• [Exercise aim]:
Give back the lines below verbatim, omitting all pictures.

[Supplied records]

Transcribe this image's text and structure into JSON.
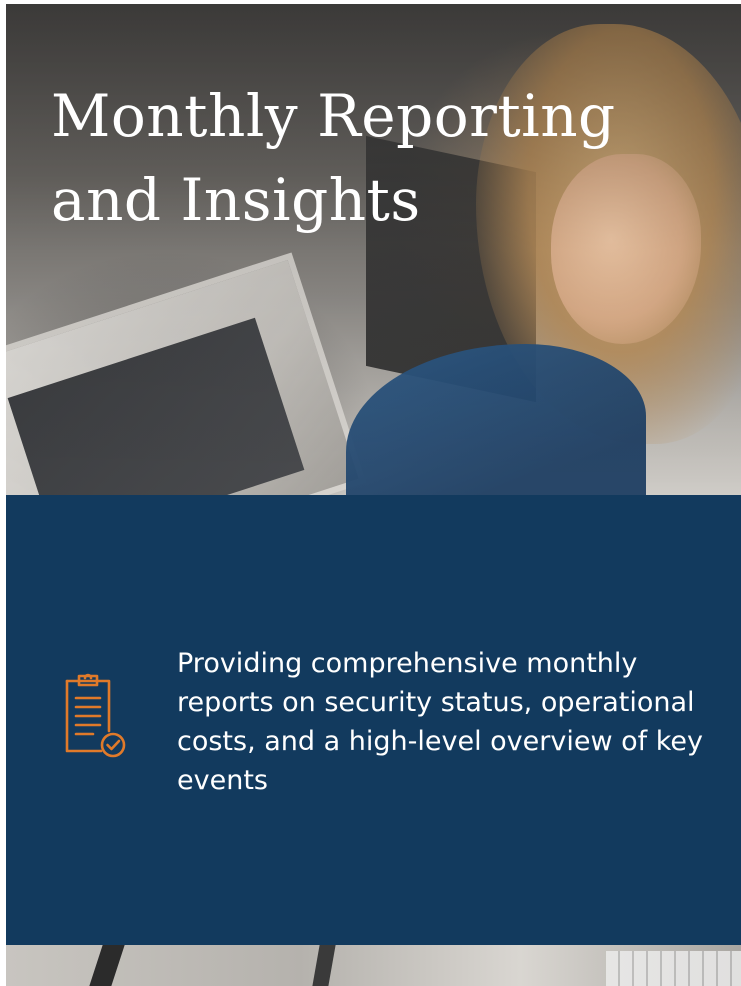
{
  "hero": {
    "title_line1": "Monthly Reporting",
    "title_line2": "and Insights"
  },
  "info": {
    "icon": "clipboard-check-icon",
    "description": "Providing comprehensive monthly reports on security status, operational costs, and a high-level overview of key events"
  },
  "colors": {
    "panel_background": "#123a5e",
    "icon_accent": "#e07a2a",
    "text": "#ffffff"
  }
}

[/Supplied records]

• [Reply to the exercise]:
Transcribe this image's text and structure into JSON.
{
  "hero": {
    "title_line1": "Monthly Reporting",
    "title_line2": "and Insights"
  },
  "info": {
    "icon": "clipboard-check-icon",
    "description": "Providing comprehensive monthly reports on security status, operational costs, and a high-level overview of key events"
  },
  "colors": {
    "panel_background": "#123a5e",
    "icon_accent": "#e07a2a",
    "text": "#ffffff"
  }
}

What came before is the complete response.